AUSTIN -- Babies have the unique ability to put a smile on almost anyone's face. But often times, people take for granted the journey some of them endure to get here.
Each year, nearly 500,000 babies are born prematurely in America, including 9-month old Emma Green.
Born at 28 weeks, Emma weighed just 14 ounces. Sadie Opperman, now 6-months old, was born three weeks early. Avery Wallace is one. She was born very early and was extremely sick. She is affectionately called "princess preemie" by her parents.
"She was born with it's called non immune hydrops fetalis, it's pretty rare and she's one of the very few miracles that came from it," said Avery's mother Lorin Wallace.
The parents of Emma, Sadie and Avery say they all have one thing in common.
"Without March of Dimes, our babies wouldn't be here," said Emma's mother Darla Green.
To show their appreciation, 10,000 people laced up their sneakers, unpacked their strollers and hit the pavement to raise $900,000 for the March of Dimes.
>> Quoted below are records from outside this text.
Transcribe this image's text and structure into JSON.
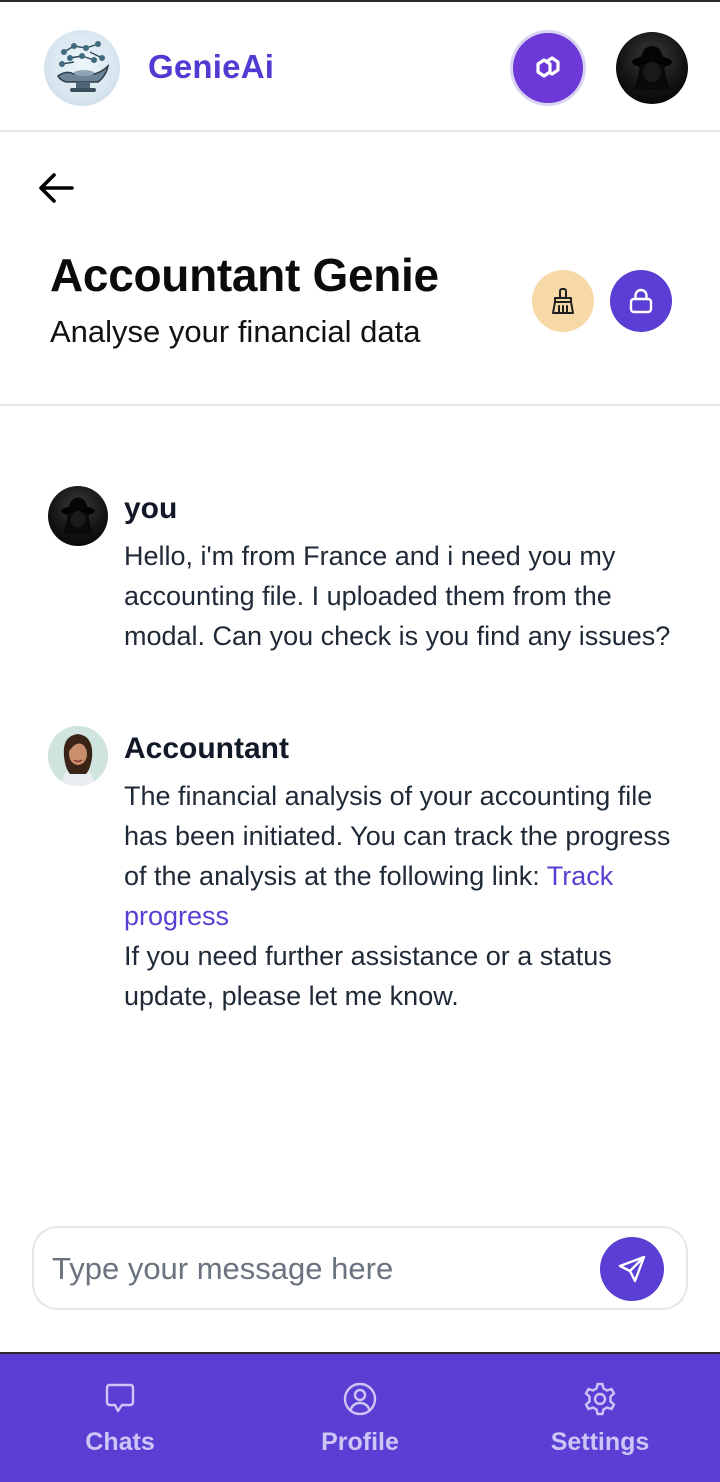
{
  "app": {
    "brand": "GenieAi"
  },
  "page": {
    "title": "Accountant Genie",
    "subtitle": "Analyse your financial data"
  },
  "messages": [
    {
      "sender": "you",
      "text": "Hello, i'm from France and i need you my accounting file. I uploaded them from the modal. Can you check is you find any issues?"
    },
    {
      "sender": "Accountant",
      "text_before_link": "The financial analysis of your accounting file has been initiated. You can track the progress of the analysis at the following link: ",
      "link_label": "Track progress",
      "text_after_link": "If you need further assistance or a status update, please let me know."
    }
  ],
  "composer": {
    "placeholder": "Type your message here"
  },
  "nav": [
    {
      "label": "Chats",
      "icon": "chat-bubble-icon"
    },
    {
      "label": "Profile",
      "icon": "user-circle-icon"
    },
    {
      "label": "Settings",
      "icon": "gear-icon"
    }
  ],
  "colors": {
    "accent": "#5b3fd4",
    "clean_button": "#f7d9a8",
    "chain_button": "#6d38d8"
  }
}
"A lot of the money raised here locally does go to research but a large portion of that money stays here," said March of Dimes Executive Director Georgia Thomsen. "And we actually have March of Dime staff in the NICUs, neonatal intensive care units, to support those families here locally and to give them a helping hand in their greatest time of need."
Since 2011, $1.5 million raised by March of Dimes has come back to to Austin, giving babies a fighting chance.
Sadly, not every family gets a happy ending, but that doesn't stop them from marching.
"My niece was a premature baby. Unfortunately she passed," said Rose Cantu, "but Mercedes, we're always loving you and we're always praying for you."
"We got pregnant with identical twin boys. In August of 2008 we actually had a pre-term labor and delivery. And so unfortunately, we lost our two twin boys,but we found the March of Dimes" said Michael McSpadden who, with his wife and three children are the March for Babies Ambassador Family.
Together, all of the families are working together to create more success stories; such as Avery's, who almost has a clean bill of health; Sadie who is doing just fine; and Emma, who has no medical problems, just a need for a little oxygen to help her grow big and strong.